Your task
Repeat every line of the data exactly; the pictures stay out.

###

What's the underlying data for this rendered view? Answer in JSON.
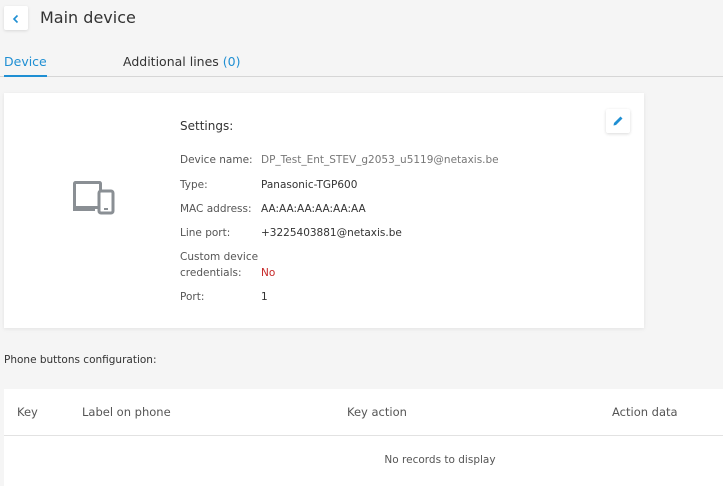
{
  "header": {
    "title": "Main device"
  },
  "tabs": [
    {
      "label": "Device",
      "active": true
    },
    {
      "label": "Additional lines",
      "count": "(0)"
    }
  ],
  "settings": {
    "title": "Settings:",
    "fields": [
      {
        "label": "Device name:",
        "value": "DP_Test_Ent_STEV_g2053_u5119@netaxis.be"
      },
      {
        "label": "Type:",
        "value": "Panasonic-TGP600"
      },
      {
        "label": "MAC address:",
        "value": "AA:AA:AA:AA:AA:AA"
      },
      {
        "label": "Line port:",
        "value": "+3225403881@netaxis.be"
      },
      {
        "label_line1": "Custom device",
        "label_line2": "credentials:",
        "value": "No"
      },
      {
        "label": "Port:",
        "value": "1"
      }
    ]
  },
  "phone_buttons": {
    "label": "Phone buttons configuration:",
    "columns": [
      "Key",
      "Label on phone",
      "Key action",
      "Action data"
    ],
    "empty_message": "No records to display"
  },
  "colors": {
    "accent": "#1f8fd3",
    "danger": "#c62828",
    "icon_gray": "#8a8f94"
  },
  "icons": {
    "back": "chevron-left-icon",
    "edit": "pencil-icon",
    "device": "devices-icon"
  }
}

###

Output for this exercise
What's the underlying data for this rendered view? Answer in JSON.
{
  "header": {
    "title": "Main device"
  },
  "tabs": [
    {
      "label": "Device",
      "active": true
    },
    {
      "label": "Additional lines",
      "count": "(0)"
    }
  ],
  "settings": {
    "title": "Settings:",
    "fields": [
      {
        "label": "Device name:",
        "value": "DP_Test_Ent_STEV_g2053_u5119@netaxis.be"
      },
      {
        "label": "Type:",
        "value": "Panasonic-TGP600"
      },
      {
        "label": "MAC address:",
        "value": "AA:AA:AA:AA:AA:AA"
      },
      {
        "label": "Line port:",
        "value": "+3225403881@netaxis.be"
      },
      {
        "label_line1": "Custom device",
        "label_line2": "credentials:",
        "value": "No"
      },
      {
        "label": "Port:",
        "value": "1"
      }
    ]
  },
  "phone_buttons": {
    "label": "Phone buttons configuration:",
    "columns": [
      "Key",
      "Label on phone",
      "Key action",
      "Action data"
    ],
    "empty_message": "No records to display"
  },
  "colors": {
    "accent": "#1f8fd3",
    "danger": "#c62828",
    "icon_gray": "#8a8f94"
  },
  "icons": {
    "back": "chevron-left-icon",
    "edit": "pencil-icon",
    "device": "devices-icon"
  }
}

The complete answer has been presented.